EXERCISE INSTRUCTIONS —
Omit every picture, then give all the entries again exactly.

*** RECORDED INFORMATION Section Begins ***

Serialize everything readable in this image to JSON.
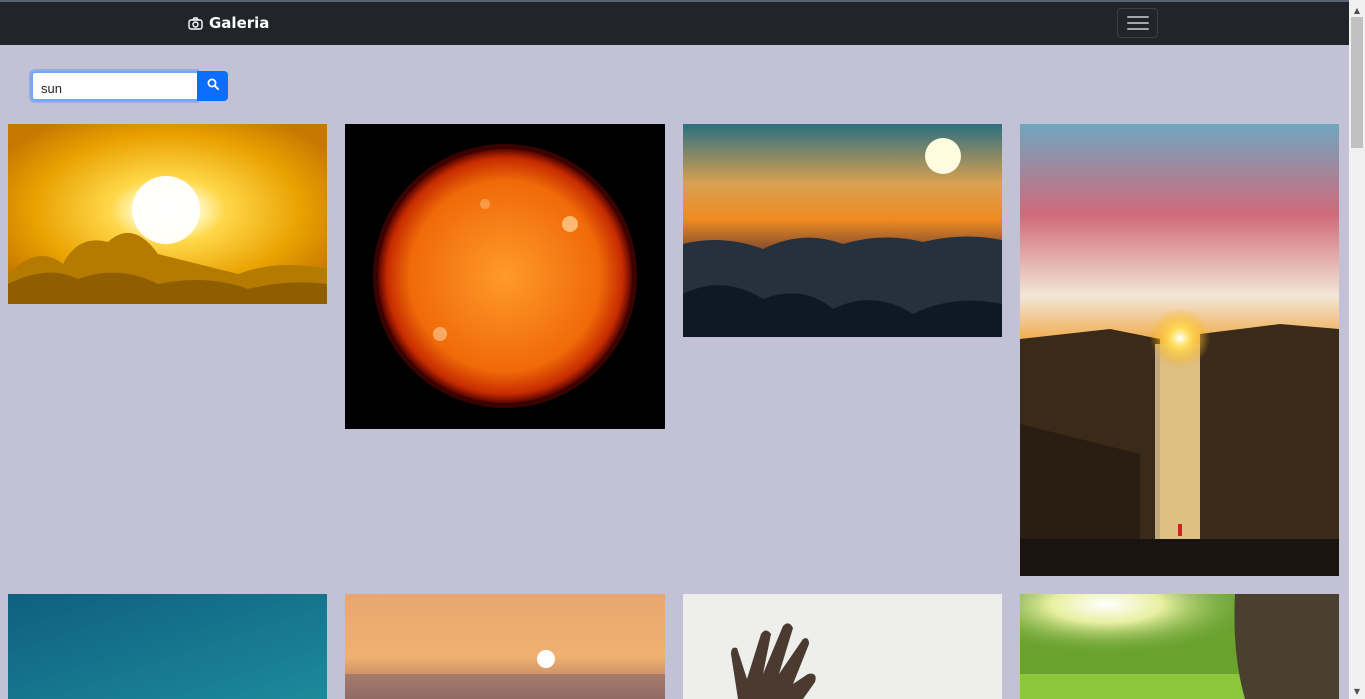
{
  "navbar": {
    "brand_label": "Galeria",
    "brand_icon": "camera-icon",
    "menu_icon": "hamburger-menu-icon"
  },
  "search": {
    "value": "sun",
    "button_icon": "search-icon"
  },
  "colors": {
    "navbar_bg": "#212529",
    "page_bg": "#c3c1d6",
    "search_button": "#0d6efd"
  },
  "gallery": {
    "images": [
      {
        "subject": "sun-behind-yellow-clouds"
      },
      {
        "subject": "solar-surface-sphere"
      },
      {
        "subject": "sunset-above-cloud-sea"
      },
      {
        "subject": "sunrise-over-waterfall-cliff"
      },
      {
        "subject": "blue-sky"
      },
      {
        "subject": "sunset-over-sea"
      },
      {
        "subject": "hand-reaching-to-light"
      },
      {
        "subject": "sunlight-through-tree-on-meadow"
      }
    ]
  }
}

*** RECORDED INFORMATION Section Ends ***

OUTPUT FOR THIS TASK —
Serialize everything readable in this image to JSON.
{
  "navbar": {
    "brand_label": "Galeria",
    "brand_icon": "camera-icon",
    "menu_icon": "hamburger-menu-icon"
  },
  "search": {
    "value": "sun",
    "button_icon": "search-icon"
  },
  "colors": {
    "navbar_bg": "#212529",
    "page_bg": "#c3c1d6",
    "search_button": "#0d6efd"
  },
  "gallery": {
    "images": [
      {
        "subject": "sun-behind-yellow-clouds"
      },
      {
        "subject": "solar-surface-sphere"
      },
      {
        "subject": "sunset-above-cloud-sea"
      },
      {
        "subject": "sunrise-over-waterfall-cliff"
      },
      {
        "subject": "blue-sky"
      },
      {
        "subject": "sunset-over-sea"
      },
      {
        "subject": "hand-reaching-to-light"
      },
      {
        "subject": "sunlight-through-tree-on-meadow"
      }
    ]
  }
}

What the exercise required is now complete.